--- START ---

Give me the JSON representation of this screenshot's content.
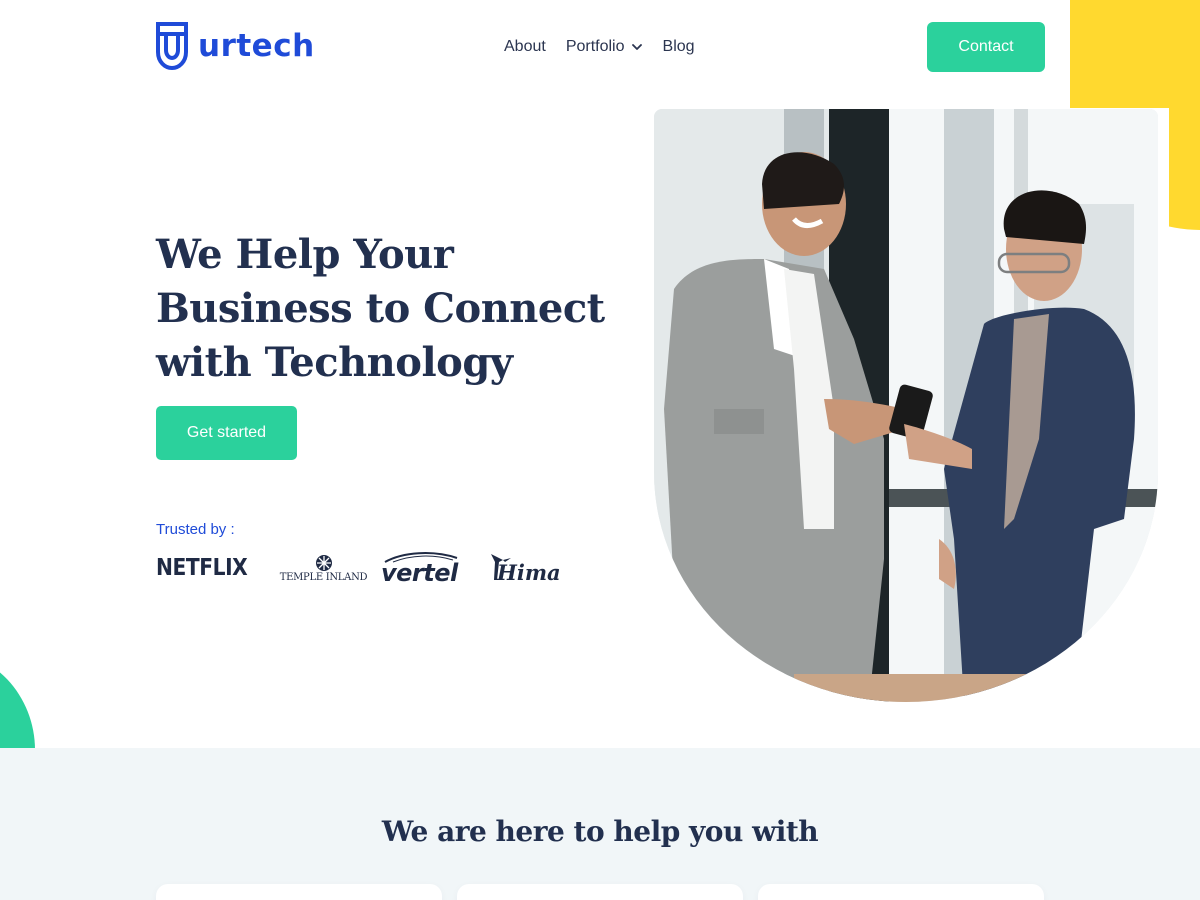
{
  "header": {
    "logo_text": "urtech",
    "logo_icon": "shield-u-icon",
    "nav": [
      {
        "label": "About",
        "icon": null
      },
      {
        "label": "Portfolio",
        "icon": "chevron-down-icon"
      },
      {
        "label": "Blog",
        "icon": null
      }
    ],
    "contact_label": "Contact"
  },
  "hero": {
    "title_lines": [
      "We Help Your",
      "Business to Connect",
      "with Technology"
    ],
    "cta_label": "Get started",
    "trusted_label": "Trusted by :",
    "brands": [
      "NETFLIX",
      "TEMPLE INLAND",
      "vertel",
      "Hima"
    ]
  },
  "services": {
    "title": "We are here to help you with",
    "card_count": 3
  },
  "colors": {
    "accent_green": "#2bd19c",
    "brand_blue": "#1f4bd8",
    "heading": "#22304f",
    "yellow": "#ffd92f",
    "section_bg": "#f1f6f8"
  }
}
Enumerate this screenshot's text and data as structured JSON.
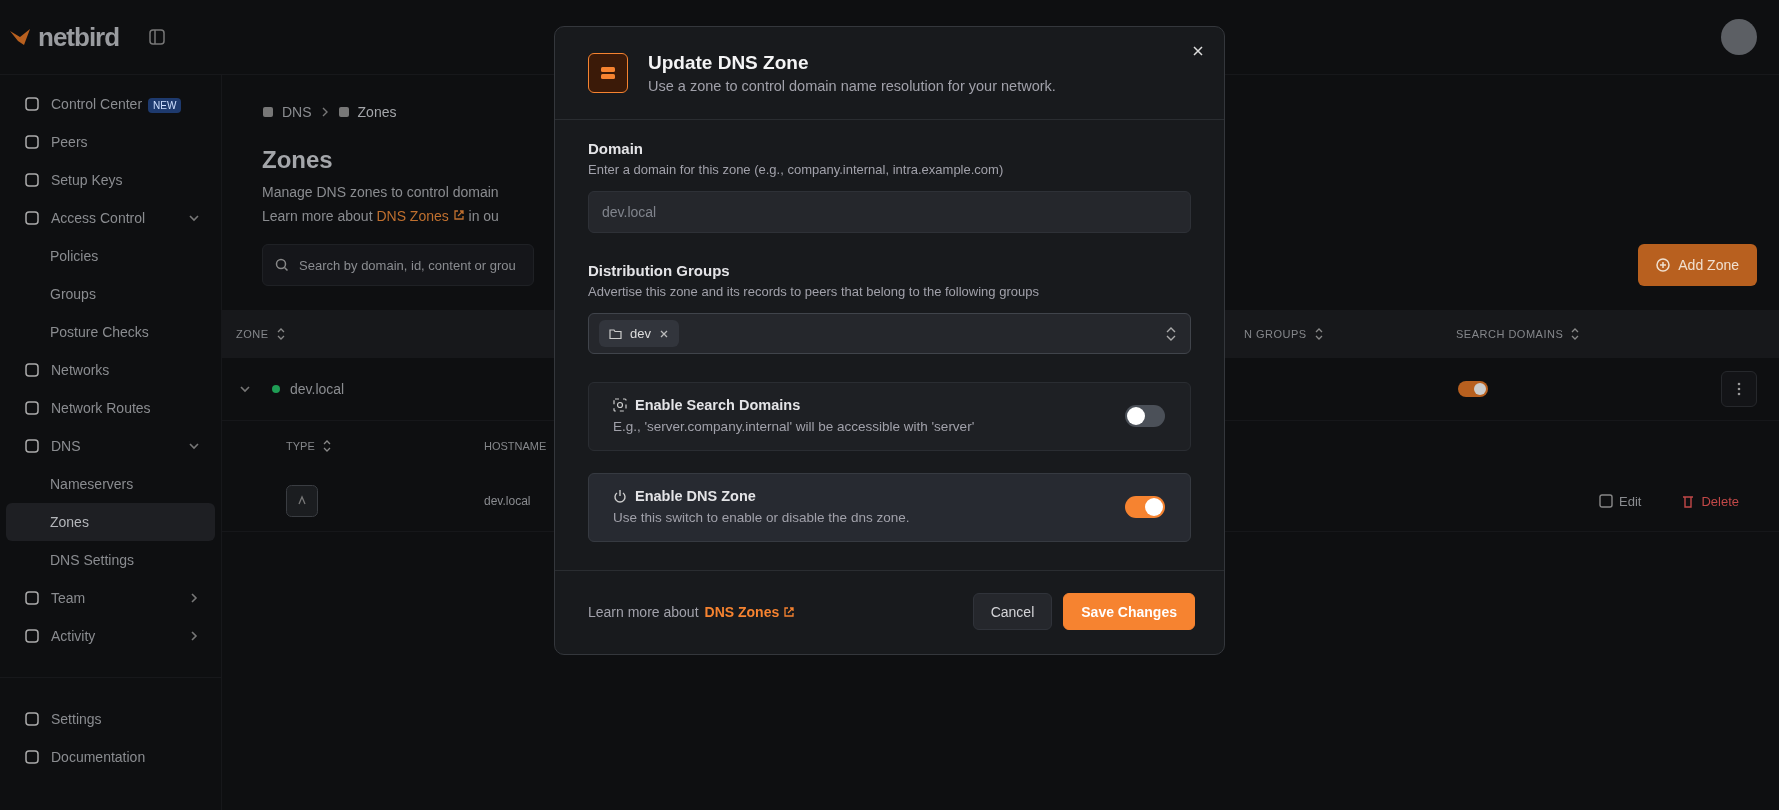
{
  "header": {
    "logo": "netbird"
  },
  "sidebar": {
    "items": [
      {
        "label": "Control Center",
        "badge": "NEW",
        "selected": false
      },
      {
        "label": "Peers",
        "selected": false
      },
      {
        "label": "Setup Keys",
        "selected": false
      },
      {
        "label": "Access Control",
        "selected": false,
        "expanded": true,
        "children": [
          {
            "label": "Policies",
            "selected": false
          },
          {
            "label": "Groups",
            "selected": false
          },
          {
            "label": "Posture Checks",
            "selected": false
          }
        ]
      },
      {
        "label": "Networks",
        "selected": false
      },
      {
        "label": "Network Routes",
        "selected": false
      },
      {
        "label": "DNS",
        "selected": false,
        "expanded": true,
        "children": [
          {
            "label": "Nameservers",
            "selected": false
          },
          {
            "label": "Zones",
            "selected": true
          },
          {
            "label": "DNS Settings",
            "selected": false
          }
        ]
      },
      {
        "label": "Team",
        "selected": false,
        "expanded": false
      },
      {
        "label": "Activity",
        "selected": false,
        "expanded": false
      }
    ],
    "footer_items": [
      {
        "label": "Settings",
        "selected": false
      },
      {
        "label": "Documentation",
        "selected": false
      }
    ]
  },
  "page": {
    "breadcrumbs": [
      "DNS",
      "Zones"
    ],
    "title": "Zones",
    "description": "Manage DNS zones to control domain",
    "learn_more": "Learn more about",
    "learn_link": "DNS Zones",
    "learn_after": "in ou",
    "search": {
      "placeholder": "Search by domain, id, content or grou"
    },
    "add_button": "Add Zone",
    "table": {
      "columns": [
        "ZONE",
        "N GROUPS",
        "SEARCH DOMAINS"
      ],
      "rows": [
        {
          "zone": "dev.local",
          "color": "#1f9d55",
          "search_domains": true,
          "expanded": true
        }
      ],
      "sub_columns": [
        "TYPE",
        "HOSTNAME"
      ],
      "sub_rows": [
        {
          "hostname": "dev.local",
          "actions": [
            "Edit",
            "Delete"
          ]
        }
      ]
    }
  },
  "modal": {
    "title": "Update DNS Zone",
    "subtitle": "Use a zone to control domain name resolution for your network.",
    "fields": [
      {
        "kind": "text",
        "label": "Domain",
        "hint": "Enter a domain for this zone (e.g., company.internal, intra.example.com)",
        "value": "dev.local",
        "disabled": true
      },
      {
        "kind": "tags",
        "label": "Distribution Groups",
        "hint": "Advertise this zone and its records to peers that belong to the following groups",
        "tags": [
          "dev"
        ]
      }
    ],
    "switches": [
      {
        "title": "Enable Search Domains",
        "description": "E.g., 'server.company.internal' will be accessible with 'server'",
        "on": false,
        "highlighted": false
      },
      {
        "title": "Enable DNS Zone",
        "description": "Use this switch to enable or disable the dns zone.",
        "on": true,
        "highlighted": true
      }
    ],
    "footer": {
      "text": "Learn more about",
      "link": "DNS Zones"
    },
    "buttons": [
      {
        "label": "Cancel",
        "kind": "secondary"
      },
      {
        "label": "Save Changes",
        "kind": "primary"
      }
    ]
  }
}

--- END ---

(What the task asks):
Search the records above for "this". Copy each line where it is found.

(Your solution):
Give me the JSON representation of this screenshot's content.
Enumerate this screenshot's text and data as structured JSON.
        "hint": "Enter a domain for this zone (e.g., company.internal, intra.example.com)",
        "hint": "Advertise this zone and its records to peers that belong to the following groups",
        "description": "Use this switch to enable or disable the dns zone.",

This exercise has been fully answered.